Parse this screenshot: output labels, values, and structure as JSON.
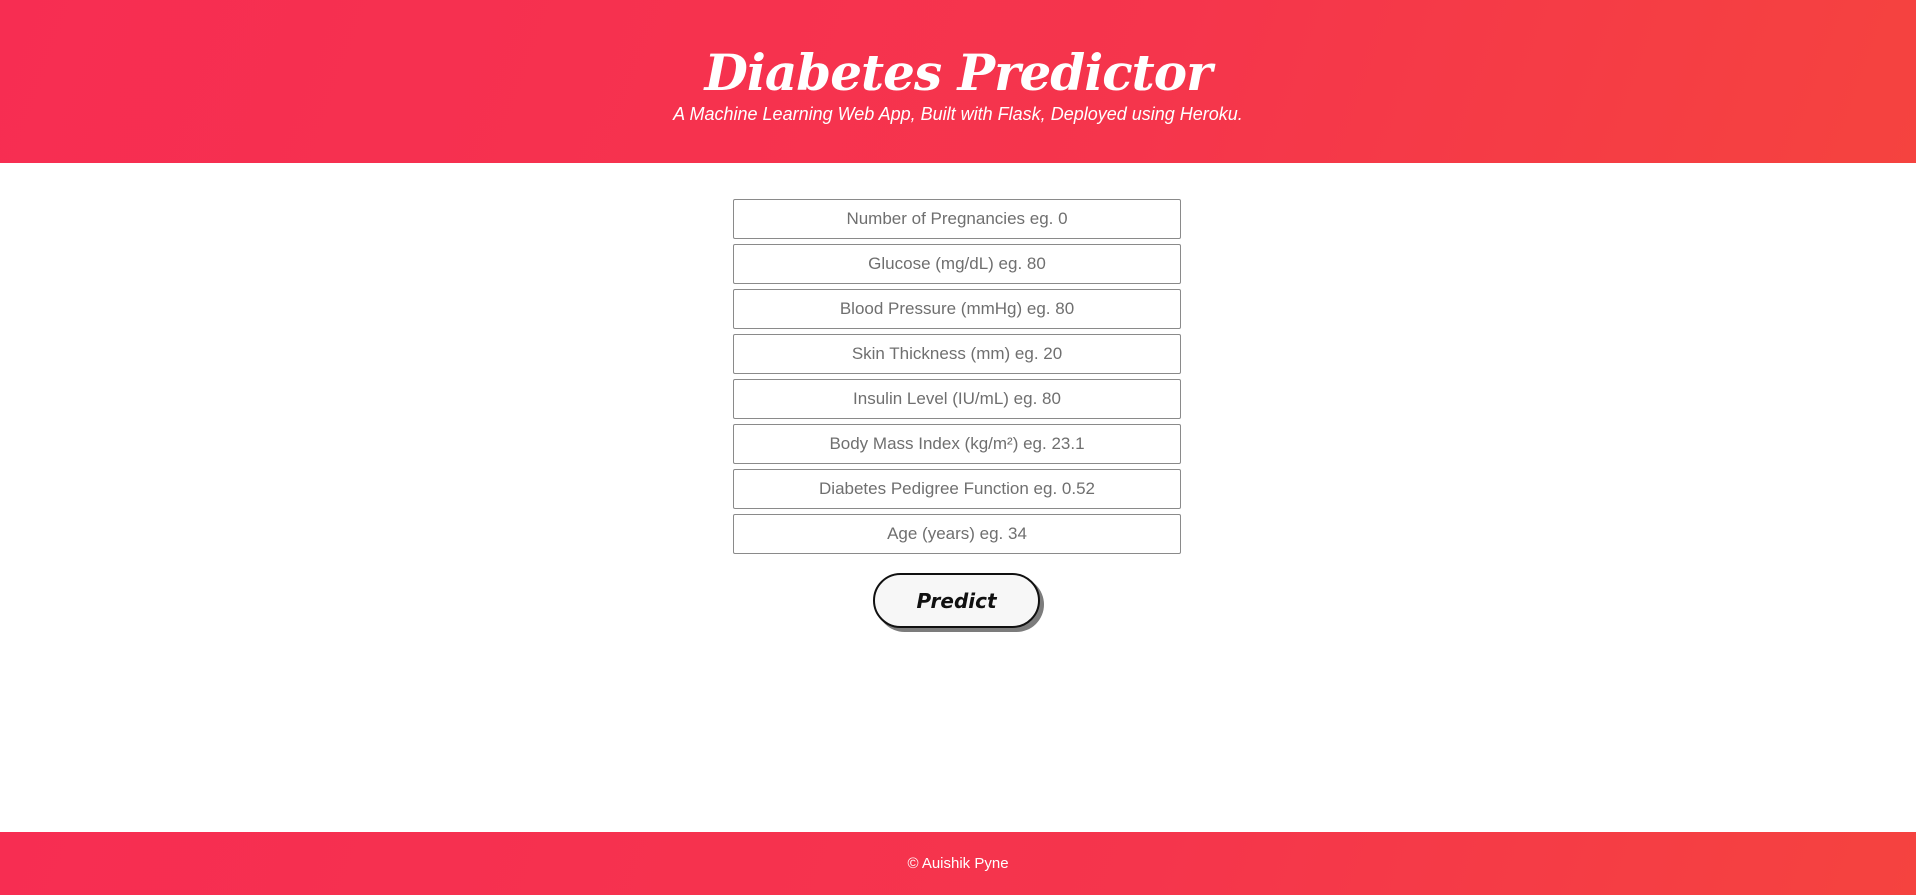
{
  "header": {
    "title": "Diabetes Predictor",
    "subtitle": "A Machine Learning Web App, Built with Flask, Deployed using Heroku."
  },
  "form": {
    "fields": [
      {
        "placeholder": "Number of Pregnancies eg. 0",
        "value": ""
      },
      {
        "placeholder": "Glucose (mg/dL) eg. 80",
        "value": ""
      },
      {
        "placeholder": "Blood Pressure (mmHg) eg. 80",
        "value": ""
      },
      {
        "placeholder": "Skin Thickness (mm) eg. 20",
        "value": ""
      },
      {
        "placeholder": "Insulin Level (IU/mL) eg. 80",
        "value": ""
      },
      {
        "placeholder": "Body Mass Index (kg/m²) eg. 23.1",
        "value": ""
      },
      {
        "placeholder": "Diabetes Pedigree Function eg. 0.52",
        "value": ""
      },
      {
        "placeholder": "Age (years) eg. 34",
        "value": ""
      }
    ],
    "submit_label": "Predict"
  },
  "footer": {
    "copyright": "© Auishik Pyne"
  },
  "colors": {
    "accent": "#f5354c",
    "accent_start": "#f72d52",
    "accent_end": "#f5433f"
  }
}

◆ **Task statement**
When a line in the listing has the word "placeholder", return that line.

◆ **Exercise response**
        "placeholder": "Number of Pregnancies eg. 0",
        "placeholder": "Glucose (mg/dL) eg. 80",
        "placeholder": "Blood Pressure (mmHg) eg. 80",
        "placeholder": "Skin Thickness (mm) eg. 20",
        "placeholder": "Insulin Level (IU/mL) eg. 80",
        "placeholder": "Body Mass Index (kg/m²) eg. 23.1",
        "placeholder": "Diabetes Pedigree Function eg. 0.52",
        "placeholder": "Age (years) eg. 34",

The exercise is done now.